If you suffer from insomnia or have a hard time winding down every night, the results of this study may interest you.


Researchers from the Northwestern University of Chicago found that those who had a sense of purpose and felt their life had meaning were able to sleep better at night.


823 participants aged between 60 and 100 years old answered two surveys, one where they rated 10 statements on how they felt about their purpose in life and a further 32 questions about their sleeping habits.


Those who rated their life as meaningful and had a sense of purpose enjoyed a better quality of sleep and were less likely to suffer from sleep apnoea, a sleep disorder which interferes with breathing during sleep.



Those who felt their lives had purpose were also less likely to have restless leg syndrome which can interfere with sleep.


Older people were specially chosen to participate in this study as sleep quality tends to decrease with age. The average age of a participant was 79. However, even though this study focused primarily on an older age group, researchers say the findings are relevant to the general public.


Researchers believe that these findings could reduce reliance on sleeping pills in favour of mindfulness techniques which can promote a feeling of purpose in life.


Lead author of the study and associate professor of neurology Jason Ong said: "Helping people cultivate a purpose in life could be an effective drug-free strategy to improve sleep quality, particularly for a population that is facing more insomnia".


He added: "Purpose in life is something that can be cultivated and enhanced through mindfulness therapies."



Researchers say they now aim to investigate the efficacy of mindfulness therapies on sleep quality and finding a sense of purpose in life.


In other interesting sleep-related news, researchers have found that a weekend lie-in could be quite beneficial to your health, particularly your waistline and brain.


A study published in the journal Sleep found that those who missed out on sleep during the week but made up for it at the weekend had lower BMI’s than those who didn’t have a weekend lie-in.


43 percent reported sleeping longer on weekends by approximately two hours. This group had an average BMI of 22.8. Those who did not lie in had an average BMI of 23.1, a small but statistically significant difference.
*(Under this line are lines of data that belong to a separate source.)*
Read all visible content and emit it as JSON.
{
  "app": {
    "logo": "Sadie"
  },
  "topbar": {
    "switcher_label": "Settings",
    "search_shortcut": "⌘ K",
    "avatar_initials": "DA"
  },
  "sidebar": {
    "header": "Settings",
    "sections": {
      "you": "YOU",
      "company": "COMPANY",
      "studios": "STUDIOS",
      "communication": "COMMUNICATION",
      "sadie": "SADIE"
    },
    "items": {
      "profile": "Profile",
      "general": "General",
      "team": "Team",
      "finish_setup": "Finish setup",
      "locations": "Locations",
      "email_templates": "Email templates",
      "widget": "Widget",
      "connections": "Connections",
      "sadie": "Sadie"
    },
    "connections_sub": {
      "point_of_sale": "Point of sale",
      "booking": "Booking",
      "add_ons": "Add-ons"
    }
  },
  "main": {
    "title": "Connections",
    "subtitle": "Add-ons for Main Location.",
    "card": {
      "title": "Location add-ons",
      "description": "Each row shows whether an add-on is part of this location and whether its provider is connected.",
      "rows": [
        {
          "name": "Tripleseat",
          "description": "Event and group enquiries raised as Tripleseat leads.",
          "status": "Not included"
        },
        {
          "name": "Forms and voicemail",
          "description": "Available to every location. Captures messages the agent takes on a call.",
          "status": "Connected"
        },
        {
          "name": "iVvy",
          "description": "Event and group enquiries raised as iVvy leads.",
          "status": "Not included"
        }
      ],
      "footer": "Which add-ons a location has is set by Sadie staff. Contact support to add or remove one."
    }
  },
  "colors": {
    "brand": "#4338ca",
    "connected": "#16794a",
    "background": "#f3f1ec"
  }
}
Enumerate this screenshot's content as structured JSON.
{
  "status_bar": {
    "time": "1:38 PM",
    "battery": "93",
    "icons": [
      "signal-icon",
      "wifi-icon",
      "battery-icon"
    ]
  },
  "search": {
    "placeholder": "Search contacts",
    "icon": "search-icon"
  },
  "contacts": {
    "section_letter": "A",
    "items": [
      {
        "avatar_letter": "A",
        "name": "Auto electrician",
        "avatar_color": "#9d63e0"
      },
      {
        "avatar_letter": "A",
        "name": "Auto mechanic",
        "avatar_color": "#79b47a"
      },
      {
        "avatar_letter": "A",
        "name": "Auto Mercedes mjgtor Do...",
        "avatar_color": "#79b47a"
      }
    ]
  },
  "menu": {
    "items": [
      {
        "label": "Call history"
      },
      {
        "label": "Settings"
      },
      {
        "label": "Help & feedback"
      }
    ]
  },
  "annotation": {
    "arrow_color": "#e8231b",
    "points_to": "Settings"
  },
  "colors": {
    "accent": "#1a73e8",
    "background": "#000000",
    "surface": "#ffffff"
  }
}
Weekend lie-ins were also found to have a positive effect on the brain's ability to process and retrieve information.


So, it appears leading a meaningful life and the odd weekend lie-in could do us the world of good!